It’s here that the novel really quickens with its vivid portrayal of postwar Greece. Whether he’s accurate or not, I can’t say, but Ambler provides a surprising and often-absorbing portrait of the tangled conflicts then blazing in that part of the world.
Eventually George and Miss Kolin track their quarry to the rugged mountains of Yugoslavia (now, I believe, Macedonia). The story of Franz Schirmer is an unanticipated pleasure, dabbed with the color, texture, and weaving of motivations and mystery you find in the best novels. Schirmer is a blend of boyish soldierly nobility and Teutonic thuggishness; one moment, he’s as bright-eyed as a child, the next, he’s an angry, war-scarred brute. That Ambler makes him so recognizably human is a tribute to the author’s talent. The decision that Schirmer makes about his legacy is touching, surprising, and wholly believable.
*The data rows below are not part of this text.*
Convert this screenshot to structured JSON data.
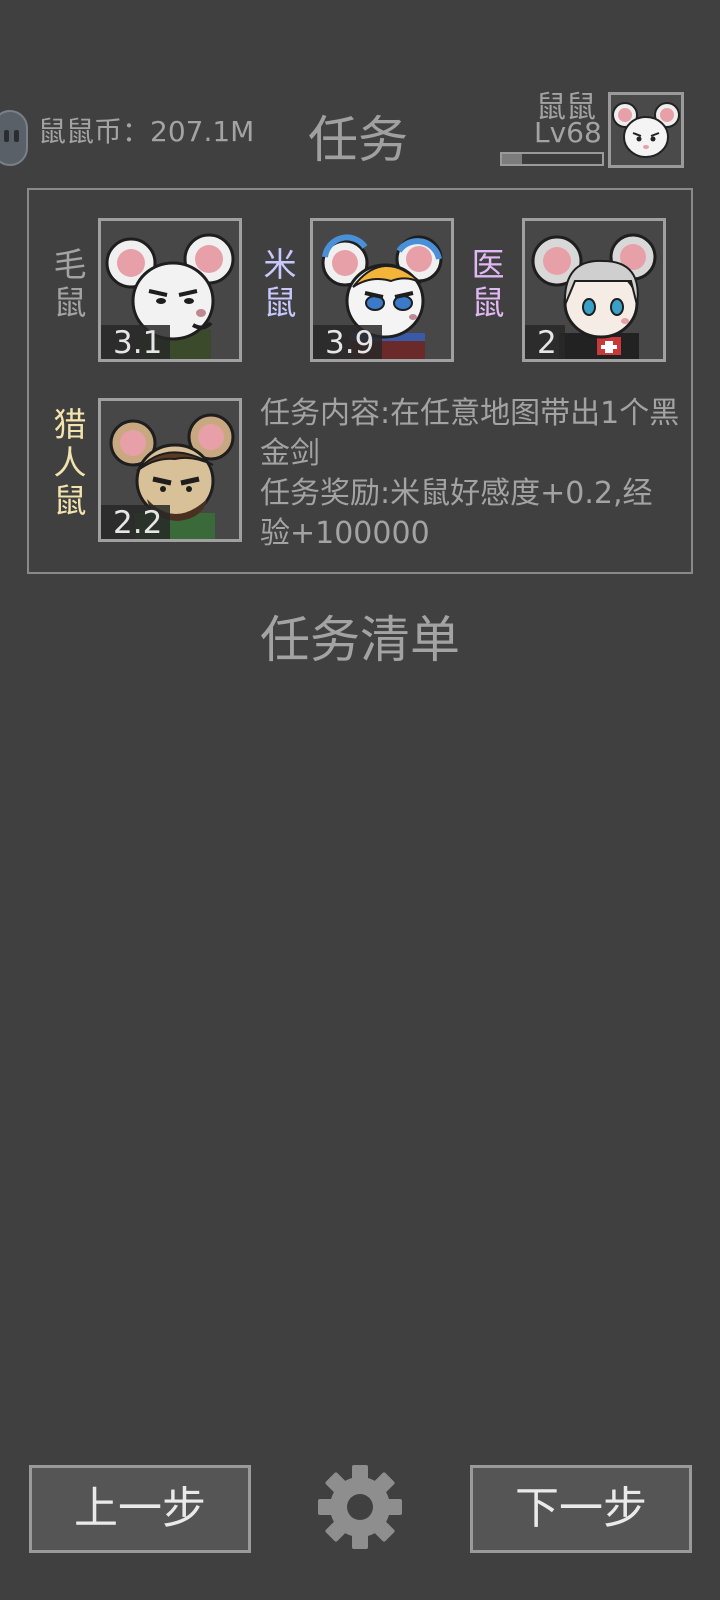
{
  "header": {
    "coin_text": "鼠鼠币：207.1M",
    "title": "任务",
    "player_name": "鼠鼠",
    "player_level": "Lv68",
    "xp_progress": 0.2
  },
  "npcs": [
    {
      "name_line1": "毛",
      "name_line2": "鼠",
      "affinity": "3.1",
      "name_color": "#a3a3a3"
    },
    {
      "name_line1": "米",
      "name_line2": "鼠",
      "affinity": "3.9",
      "name_color": "#c8c8ff"
    },
    {
      "name_line1": "医",
      "name_line2": "鼠",
      "affinity": "2",
      "name_color": "#e0b8f2"
    },
    {
      "name_line1": "猎",
      "name_line2": "人",
      "name_line3": "鼠",
      "affinity": "2.2",
      "name_color": "#f3e4ae"
    }
  ],
  "task": {
    "content": "任务内容:在任意地图带出1个黑金剑",
    "reward": "任务奖励:米鼠好感度+0.2,经验+100000"
  },
  "list_title": "任务清单",
  "buttons": {
    "prev": "上一步",
    "next": "下一步"
  },
  "icons": [
    "settings-gear-icon",
    "side-tab-icon"
  ]
}
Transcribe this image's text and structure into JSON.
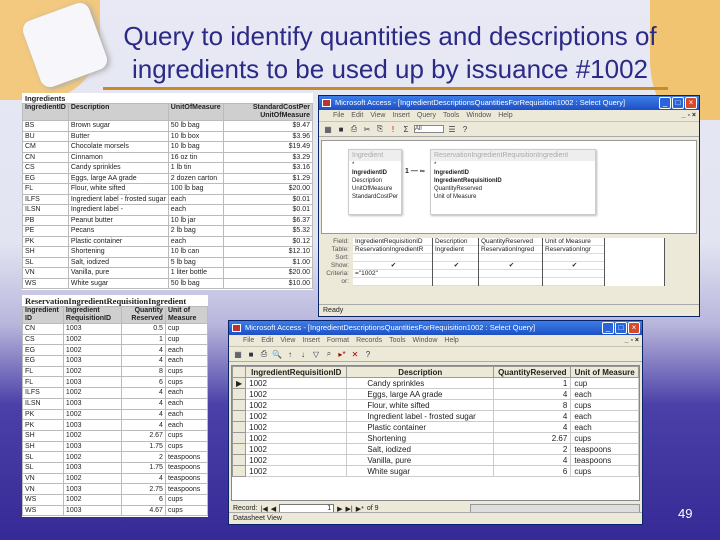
{
  "slide": {
    "title_line1": "Query to identify quantities and descriptions of",
    "title_line2": "ingredients to be used up by issuance #1002",
    "page_number": "49"
  },
  "ingredients": {
    "caption": "Ingredients",
    "headers": [
      "IngredientID",
      "Description",
      "UnitOfMeasure",
      "StandardCostPer UnitOfMeasure"
    ],
    "rows": [
      [
        "BS",
        "Brown sugar",
        "50 lb bag",
        "$9.47"
      ],
      [
        "BU",
        "Butter",
        "10 lb box",
        "$3.96"
      ],
      [
        "CM",
        "Chocolate morsels",
        "10 lb bag",
        "$19.49"
      ],
      [
        "CN",
        "Cinnamon",
        "16 oz tin",
        "$3.29"
      ],
      [
        "CS",
        "Candy sprinkles",
        "1 lb tin",
        "$3.16"
      ],
      [
        "EG",
        "Eggs, large AA grade",
        "2 dozen carton",
        "$1.29"
      ],
      [
        "FL",
        "Flour, white sifted",
        "100 lb bag",
        "$20.00"
      ],
      [
        "ILFS",
        "Ingredient label - frosted sugar",
        "each",
        "$0.01"
      ],
      [
        "ILSN",
        "Ingredient label -",
        "each",
        "$0.01"
      ],
      [
        "PB",
        "Peanut butter",
        "10 lb jar",
        "$6.37"
      ],
      [
        "PE",
        "Pecans",
        "2 lb bag",
        "$5.32"
      ],
      [
        "PK",
        "Plastic container",
        "each",
        "$0.12"
      ],
      [
        "SH",
        "Shortening",
        "10 lb can",
        "$12.10"
      ],
      [
        "SL",
        "Salt, iodized",
        "5 lb bag",
        "$1.00"
      ],
      [
        "VN",
        "Vanilla, pure",
        "1 liter bottle",
        "$20.00"
      ],
      [
        "WS",
        "White sugar",
        "50 lb bag",
        "$10.00"
      ]
    ]
  },
  "reservation": {
    "caption": "ReservationIngredientRequisitionIngredient",
    "headers": [
      "Ingredient ID",
      "Ingredient RequisitionID",
      "Quantity Reserved",
      "Unit of Measure"
    ],
    "rows": [
      [
        "CN",
        "1003",
        "0.5",
        "cup"
      ],
      [
        "CS",
        "1002",
        "1",
        "cup"
      ],
      [
        "EG",
        "1002",
        "4",
        "each"
      ],
      [
        "EG",
        "1003",
        "4",
        "each"
      ],
      [
        "FL",
        "1002",
        "8",
        "cups"
      ],
      [
        "FL",
        "1003",
        "6",
        "cups"
      ],
      [
        "ILFS",
        "1002",
        "4",
        "each"
      ],
      [
        "ILSN",
        "1003",
        "4",
        "each"
      ],
      [
        "PK",
        "1002",
        "4",
        "each"
      ],
      [
        "PK",
        "1003",
        "4",
        "each"
      ],
      [
        "SH",
        "1002",
        "2.67",
        "cups"
      ],
      [
        "SH",
        "1003",
        "1.75",
        "cups"
      ],
      [
        "SL",
        "1002",
        "2",
        "teaspoons"
      ],
      [
        "SL",
        "1003",
        "1.75",
        "teaspoons"
      ],
      [
        "VN",
        "1002",
        "4",
        "teaspoons"
      ],
      [
        "VN",
        "1003",
        "2.75",
        "teaspoons"
      ],
      [
        "WS",
        "1002",
        "6",
        "cups"
      ],
      [
        "WS",
        "1003",
        "4.67",
        "cups"
      ]
    ]
  },
  "design_window": {
    "title": "Microsoft Access - [IngredientDescriptionsQuantitiesForRequisition1002 : Select Query]",
    "menu": [
      "File",
      "Edit",
      "View",
      "Insert",
      "Query",
      "Tools",
      "Window",
      "Help"
    ],
    "top_values": "All",
    "table1": {
      "name": "Ingredient",
      "fields": [
        "*",
        "IngredientID",
        "Description",
        "UnitOfMeasure",
        "StandardCostPer"
      ]
    },
    "table2": {
      "name": "ReservationIngredientRequisitionIngredient",
      "fields": [
        "*",
        "IngredientID",
        "IngredientRequisitionID",
        "QuantityReserved",
        "Unit of Measure"
      ]
    },
    "join": {
      "one": "1",
      "many": "∞"
    },
    "row_labels": [
      "Field:",
      "Table:",
      "Sort:",
      "Show:",
      "Criteria:",
      "or:"
    ],
    "columns": [
      {
        "field": "IngredientRequisitionID",
        "table": "ReservationIngredientR",
        "show": "✔",
        "criteria": "=\"1002\""
      },
      {
        "field": "Description",
        "table": "Ingredient",
        "show": "✔",
        "criteria": ""
      },
      {
        "field": "QuantityReserved",
        "table": "ReservationIngred",
        "show": "✔",
        "criteria": ""
      },
      {
        "field": "Unit of Measure",
        "table": "ReservationIngr",
        "show": "✔",
        "criteria": ""
      }
    ],
    "status": "Ready"
  },
  "datasheet_window": {
    "title": "Microsoft Access - [IngredientDescriptionsQuantitiesForRequisition1002 : Select Query]",
    "menu": [
      "File",
      "Edit",
      "View",
      "Insert",
      "Format",
      "Records",
      "Tools",
      "Window",
      "Help"
    ],
    "headers": [
      "IngredientRequisitionID",
      "Description",
      "QuantityReserved",
      "Unit of Measure"
    ],
    "rows": [
      [
        "1002",
        "Candy sprinkles",
        "1",
        "cup"
      ],
      [
        "1002",
        "Eggs, large AA grade",
        "4",
        "each"
      ],
      [
        "1002",
        "Flour, white sifted",
        "8",
        "cups"
      ],
      [
        "1002",
        "Ingredient label - frosted sugar",
        "4",
        "each"
      ],
      [
        "1002",
        "Plastic container",
        "4",
        "each"
      ],
      [
        "1002",
        "Shortening",
        "2.67",
        "cups"
      ],
      [
        "1002",
        "Salt, iodized",
        "2",
        "teaspoons"
      ],
      [
        "1002",
        "Vanilla, pure",
        "4",
        "teaspoons"
      ],
      [
        "1002",
        "White sugar",
        "6",
        "cups"
      ]
    ],
    "record_label": "Record:",
    "current_record": "1",
    "record_total": "of 9",
    "status": "Datasheet View"
  }
}
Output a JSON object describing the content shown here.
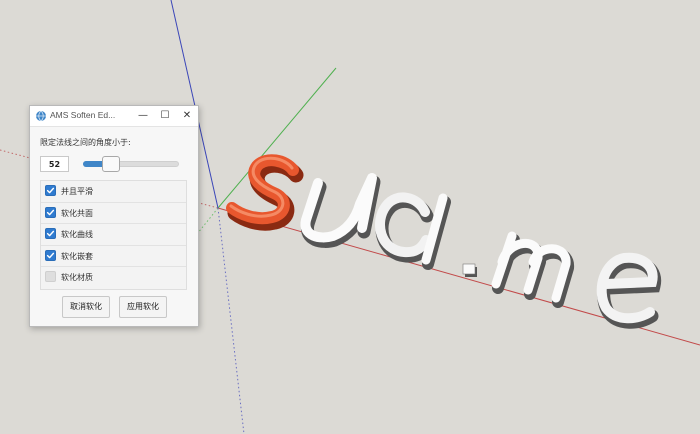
{
  "window": {
    "title": "AMS Soften Ed...",
    "minimize_glyph": "—",
    "maximize_glyph": "☐",
    "close_glyph": "✕"
  },
  "angle": {
    "label": "限定法线之间的角度小于:",
    "value": "52",
    "slider_min": 0,
    "slider_max": 180
  },
  "options": [
    {
      "label": "并且平滑",
      "checked": true
    },
    {
      "label": "软化共面",
      "checked": true
    },
    {
      "label": "软化曲线",
      "checked": true
    },
    {
      "label": "软化嵌套",
      "checked": true
    },
    {
      "label": "软化材质",
      "checked": false
    }
  ],
  "buttons": {
    "cancel_label": "取消软化",
    "apply_label": "应用软化"
  },
  "scene": {
    "text": "suci.me",
    "highlighted_letter": "s",
    "colors": {
      "background": "#dcdad5",
      "highlight": "#e8572e",
      "axis_red": "#c24a4a",
      "axis_green": "#4fb04f",
      "axis_blue": "#3b46b8",
      "checkbox": "#2f7bd0"
    }
  }
}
Still, the cynicism that made Judgment on Deltchev so bracing seems to weigh a little heavily on The Schirmer Inheritance. George Carey seems more lawyer than character. The writing occasionally stumbles and flags, with, at one point a long lecture on Greek civil war politics that might have been better handled as a dialogue. Near the end, Miss Kolin flips in a manner that I found, baffling, unconvincing, and a little uncomfortable.
Even with these flaws, The Schirmer Inheritance remains a worthwhile experience for admirers of Eric Ambler and aficionados of the best genre fiction. All the best genre writers working now are, at least in part, inheritors of his legacy.
Late last year, I took deep pleasure in editing a book titled Windham Rembrandt: Memoir of an Art Teacher in Texas Prisons by James Humphries. Mr. Humphries passed away in 2001, leaving his story of beauty, grace, and hope in a world of desperate men behind, but his family, led by his son Jonathan, has picked up the torch and will independently publish Windham Rembrandt later this year.
As I—and some of you—can personally testify, independent publishing costs money and to help raise the funds, Jonathan Humphries has set up this Kickstarter account. I urge you to visit the site and help however you can. Thanks!
Copyright 2012 by Thomas Burchfield
Photo by author.
Painting by James Humphries.
Painting by James Humphries.
Thomas Burchfield has recently completed his 1920s gangster thriller Butchertown. He can be friended on Facebook, followed on Twitter, and read at Goodreads. You can also join his e-mail list via tbdeluxe [at] sbcglobal [dot] net. He lives in Northern California with his wife, Elizabeth.